Setting up a process for approving major decisions.
Before becoming a legal guardian or conservator, you must have a court hearing in front of a judge. You must also appear before a judge before making certain major decisions. If the judge approves your decision, then you can take action on behalf of your loved one.
Can Special Needs Trust Planning Help A Disabled Person Keep Government Benefits?
Creating a special needs trust is a great way to protect your disabled loved one. There are income and asset limits for a number of public benefits, most notably Social Security Supplemental Security Income (SSI). Moreover, a disabled person that qualifies for SSI will normally automatically qualify for Medicaid (administered by MassHealth) healthcare benefits. Without proper trust planning, assets left to a disabled loved one at death can result in the disabled person losing SSI, Medicaid, and other government benefits. Considering the value of these government benefits, the assets left to a disabled loved one often pale in comparison. Thus, a well-meaning but uninformed parent of a disabled child can significantly harm that child without proper planning.
The good news is that with proper planning, you will no longer have to worry about protecting your disabled loved one. We will answer your most difficult questions and can take you through the ins and outs of different planning strategies. These strategies often include the use of third-party special needs trusts, first-party special needs trusts, ABLE accounts, and letters of intent. These strategies can insure that your disabled loved one maintains the highest standard of living possible, as well as their dignity and personal autonomy.
Special Needs FAQs
A Special Needs Trust, or a “D4A” Trust, is a trust funded with the disabled beneficiary’s own assets. The trust may be nominally funded and it must be established before the beneficiary reaches the age of 65. A major benefit of these trusts is that, aside from the management of assets for the beneficiary, if the beneficiary receives any gifts, bequests, or settlement proceeds from a lawsuit, the funds can be placed into the trust without disqualifying the beneficiary from receiving public benefits.

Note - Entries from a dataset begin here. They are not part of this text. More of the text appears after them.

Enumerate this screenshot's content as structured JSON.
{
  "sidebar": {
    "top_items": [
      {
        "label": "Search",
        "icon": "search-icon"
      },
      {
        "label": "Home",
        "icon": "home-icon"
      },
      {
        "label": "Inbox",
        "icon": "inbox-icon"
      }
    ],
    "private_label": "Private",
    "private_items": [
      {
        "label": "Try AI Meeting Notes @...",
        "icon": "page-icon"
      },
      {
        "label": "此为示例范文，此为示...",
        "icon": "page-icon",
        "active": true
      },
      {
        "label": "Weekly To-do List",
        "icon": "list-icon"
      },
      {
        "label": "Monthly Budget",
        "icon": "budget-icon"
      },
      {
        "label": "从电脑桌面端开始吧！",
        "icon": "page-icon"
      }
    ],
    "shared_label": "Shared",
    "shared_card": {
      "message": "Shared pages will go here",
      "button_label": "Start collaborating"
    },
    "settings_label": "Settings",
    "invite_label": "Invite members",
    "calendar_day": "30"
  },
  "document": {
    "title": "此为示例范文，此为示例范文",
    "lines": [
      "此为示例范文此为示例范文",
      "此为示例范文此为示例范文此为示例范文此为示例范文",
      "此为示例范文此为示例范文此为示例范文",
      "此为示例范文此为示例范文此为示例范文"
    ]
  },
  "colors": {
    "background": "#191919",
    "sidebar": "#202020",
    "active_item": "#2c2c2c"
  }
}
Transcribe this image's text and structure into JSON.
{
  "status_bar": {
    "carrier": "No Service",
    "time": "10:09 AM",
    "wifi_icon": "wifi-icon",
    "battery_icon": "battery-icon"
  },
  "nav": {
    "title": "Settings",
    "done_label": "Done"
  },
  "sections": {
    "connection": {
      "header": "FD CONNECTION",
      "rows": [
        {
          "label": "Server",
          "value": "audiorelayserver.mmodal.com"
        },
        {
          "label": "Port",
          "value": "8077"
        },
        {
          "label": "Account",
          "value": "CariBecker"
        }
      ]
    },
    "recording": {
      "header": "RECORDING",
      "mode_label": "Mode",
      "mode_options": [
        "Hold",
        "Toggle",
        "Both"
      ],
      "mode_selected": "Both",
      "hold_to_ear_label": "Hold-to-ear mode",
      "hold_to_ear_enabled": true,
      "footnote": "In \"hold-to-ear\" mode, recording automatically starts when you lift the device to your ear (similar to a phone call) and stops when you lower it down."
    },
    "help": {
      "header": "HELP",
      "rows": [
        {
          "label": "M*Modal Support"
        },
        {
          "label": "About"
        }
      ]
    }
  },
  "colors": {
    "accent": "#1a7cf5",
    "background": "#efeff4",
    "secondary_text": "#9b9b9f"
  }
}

Unlike a Special Needs/D4A Trust, a Supplemental Needs Trust is funded with the assets of a third party, typically a parent. A major benefit of this type of trust over a D4A trust is that that the state does not require that the remainder of the trust assets go toward reimbursing the state for benefits paid after the beneficiary’s death.
A letter of intent is a letter directed to the trustee of a trust benefiting a disabled child. It is typically prepared by a parent with the help of an attorney and provides a highly detailed account of the child’s medical, behavioral, educational, social, and personal needs and preferences.
The Achieving a Better Life Experience Act allows individuals whose disability occurred prior to age 26 to place up to $17,000 per year into a special savings account. There is no limitation on the number of individuals who can contribute to the account, but the disabled beneficiary may have only one account. Funds in an ABLE account will not be counted in determining the disabled person’s eligibility for Supplemental Security Income (SSI) unless the account exceeds $100,000. Upon the death of an ABLE account holder, Medicaid may require reimbursement from the account for services provided after the disabled individual established the account.